11/21/2012 06:24 pm ET Updated Jan 21, 2013

Paula Broadwell And The Secret Lives Of Wives

I'm looking at That Picture again, the one beamed every 10 minutes on cable news: General David Petraeus in uniform standing very close to Paula Broadwell in a silky blouse, her right breast nearly grazing his torso. If we didn't know what we know now we might think they are fraternal twins, almost the same height though she slightly taller, both taut with high foreheads and narrow noses.

He is 60 and she is 40 and they are grinning like teenagers, flushed from the connection of a very deep friendship and perhaps the afterglow of very fun sex.
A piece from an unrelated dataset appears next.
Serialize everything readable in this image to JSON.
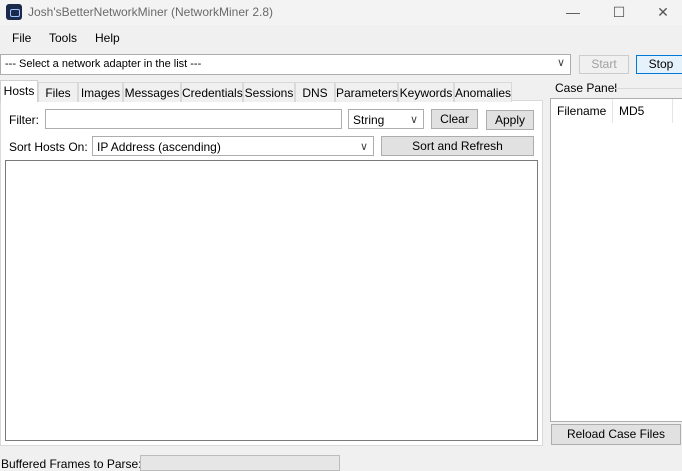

A therapist comes on the screen and starts blathering about what everyone is blathering about: How high-profile men who are usually married are aphrodisiacs for women. She becomes a voiceover for rotating images of wayward famous husbands, Tiger and Arnold and John Edwards.
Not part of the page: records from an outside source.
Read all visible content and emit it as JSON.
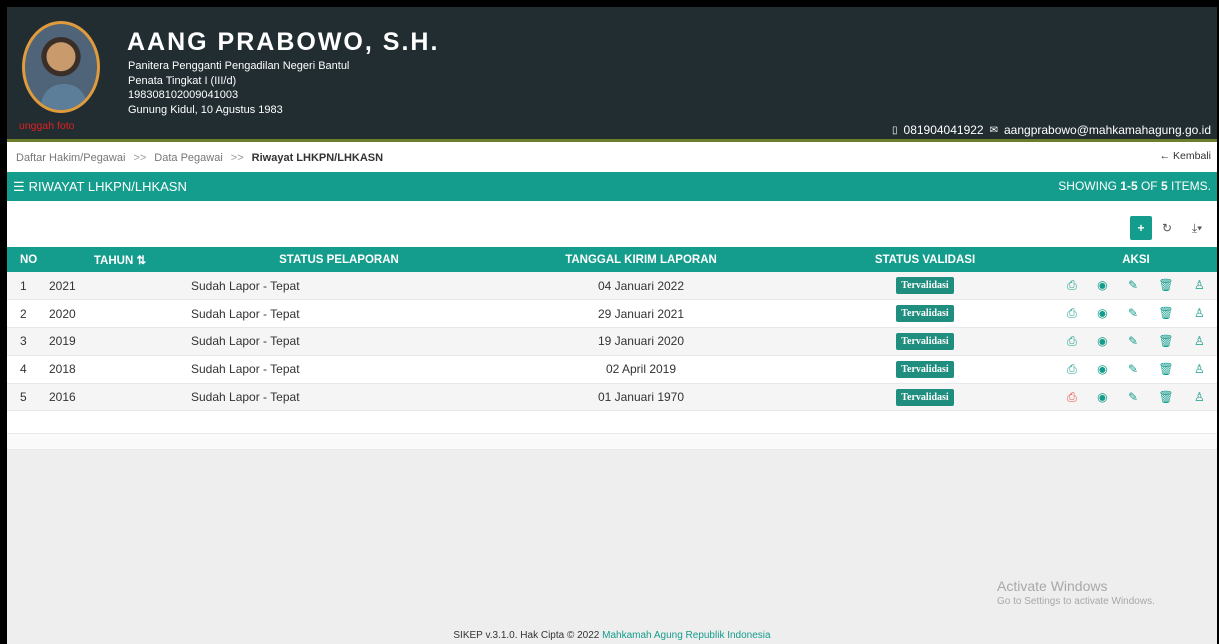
{
  "profile": {
    "name": "AANG PRABOWO, S.H.",
    "position": "Panitera Pengganti Pengadilan Negeri Bantul",
    "rank": "Penata Tingkat I (III/d)",
    "nip": "198308102009041003",
    "birth": "Gunung Kidul, 10 Agustus 1983",
    "upload_label": "unggah foto",
    "phone": "081904041922",
    "email": "aangprabowo@mahkamahagung.go.id"
  },
  "breadcrumb": {
    "item1": "Daftar Hakim/Pegawai",
    "sep": ">>",
    "item2": "Data Pegawai",
    "current": "Riwayat LHKPN/LHKASN",
    "back_label": "← Kembali"
  },
  "panel": {
    "title": "RIWAYAT LHKPN/LHKASN",
    "summary_prefix": "SHOWING ",
    "summary_range": "1-5",
    "summary_mid": " OF ",
    "summary_total": "5",
    "summary_suffix": " ITEMS."
  },
  "toolbar": {
    "add_icon": "plus-icon",
    "refresh_icon": "refresh-icon",
    "export_icon": "export-icon"
  },
  "table": {
    "headers": {
      "no": "NO",
      "year": "TAHUN",
      "status": "STATUS PELAPORAN",
      "date": "TANGGAL KIRIM LAPORAN",
      "validation": "STATUS VALIDASI",
      "actions": "AKSI"
    },
    "rows": [
      {
        "no": "1",
        "year": "2021",
        "status": "Sudah Lapor - Tepat",
        "date": "04 Januari 2022",
        "validation": "Tervalidasi",
        "pdf_color": "#149c8c"
      },
      {
        "no": "2",
        "year": "2020",
        "status": "Sudah Lapor - Tepat",
        "date": "29 Januari 2021",
        "validation": "Tervalidasi",
        "pdf_color": "#149c8c"
      },
      {
        "no": "3",
        "year": "2019",
        "status": "Sudah Lapor - Tepat",
        "date": "19 Januari 2020",
        "validation": "Tervalidasi",
        "pdf_color": "#149c8c"
      },
      {
        "no": "4",
        "year": "2018",
        "status": "Sudah Lapor - Tepat",
        "date": "02 April 2019",
        "validation": "Tervalidasi",
        "pdf_color": "#149c8c"
      },
      {
        "no": "5",
        "year": "2016",
        "status": "Sudah Lapor - Tepat",
        "date": "01 Januari 1970",
        "validation": "Tervalidasi",
        "pdf_color": "#e74c3c"
      }
    ]
  },
  "watermark": {
    "line1": "Activate Windows",
    "line2": "Go to Settings to activate Windows."
  },
  "footer": {
    "text": "SIKEP v.3.1.0. Hak Cipta © 2022 ",
    "link": "Mahkamah Agung Republik Indonesia"
  },
  "colors": {
    "accent": "#149c8c",
    "header_bg": "#222d32",
    "badge": "#1f8e7e"
  }
}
I am so sick of this overblown non-news story, the generalization of "Why Women Want To Sleep With Powerful Men", as if all women were lemmings flocking to fancy-titled males, putty in their hands. "These men make women feel protected," the therapist is saying. "These men bring excitement to their less exciting lives."

Granted there may be many women like Broadwell who enter lopsided liaisons, seduced by power and prestige. But she and Arnold's housekeeper are not emblematic of Everywoman. I am a relationship writer who excavates real stories from real wives of all ages. And here is the real news: Wives have affairs for a variety of reasons at different stages of their marriages, and it's usually not from being intoxicated with job titles and high profiles. Most of the trysts I hear about are initiated by strong women, not by besotted, bored damsels in distress. They are women with their own dynamic careers who often seek out lovers with lesser salaries and lower profiles.

I've interviewed wives who have secret love affairs with men in blue-collar and workman professions -- yes the pool man, the landscape architect, even one who snagged the plumber. These women start the affairs, control the affairs, and end the affairs. They are women who own their own power and are not looking to be protected.

Maybe the wife feels ignored. Maybe she isn't getting laid. Maybe she is on a business trip and makes a stupid and drunken mistake. Maybe she married her childhood boyfriend, her one and only lover, and she has the urge to try it with someone else. Maybe she is a narcissistic executive who want to be with someone who's not as smart, self-centered and competitive.

Maybe she falls in love. Maybe she falls in uncontrollable lust.

It certainly isn't only macho husbands with power who can play this game and who are playing this game. Despite more than a 30-year passage of time since the swell of Women's Liberation, the macho and prevailing myth is that it's the husbands who are more susceptible to infidelity. With women beginning to out-earn their men in professions that demand lots of travel, adultery is an equal-opportunity employer. There are no accurate statistics on adultery because most people lie about sex, but marriage researchers estimate that figure could be as high as half of married persons in the United States.

I'm not writing this in celebration of adultery. Screwing around on a spouse is painful and wrong. Yet philandering happens, constantly, and has for centuries. The majority of the women who reveal their affairs to me don't want a divorce. Their extramarital adventures are fleeting and remain secretive, and don't de-rail their marriages.

I'm thinking of a woman who had too good of a time at her high school reunion, which she attended without her husband. She re-ignited a relationship with her senior prom date, the first man she ever slept with -- her husband being the second, and her only other partner. As she approached her 40th birthday, this re-kindling with an old flame made her "feel younger than I'm feeling as the mother of a six-year-old and a wife of 10 years. Maybe I was having a 10-year itch," she says.

After a few romps the high school flame burned out quickly and she became newly appreciative of a husband "who was mature and interesting and the father of my children." She also admitted that having sex with someone else made her more adventurous in her marital bed. Her secret remained a secret and as she puts it: "No one got hurt."

What I know from the work that I do is that many people you would never suspect have secret lives. The prim soprano in your church choir may be shtupping the paunchy piano player. I also know you can never judge a book by its cover: I loathe this talk that Mrs. Petraeus is dowdy and therefore, "why wouldn't her husband fool around?" Mrs. Petraeus may be one hot woman with her own secret lives. No one knows what goes on behind closed doors except the two people in that room.

So we can speculate all we want on why a neighbor has strayed or why a general has strayed or why his lover with a husband and two children has strayed: But only they know what drives their behavior. Perhaps their spouses are straying, too. So don't be so quick to judge.

We may never uncover the truth behind what really occurred between David Petraeus and Paula Broadwell -- who did what, who did it first and how things started to unfold. Nor do we know what will happen to their marriages. Obviously in his role as the keeper of top national secrets it was dumb to sleep with someone with whom pillow talk could be an international disaster. Obviously it was dumb for her to taunt, via email, a va-va-voom hostess she deemed to be a romantic rival.

But I do know this: women love a lot of other things about men besides their power.

Iris Krasnow reveals many other secrets in her book "The Secret Lives of Wives." Connect with her on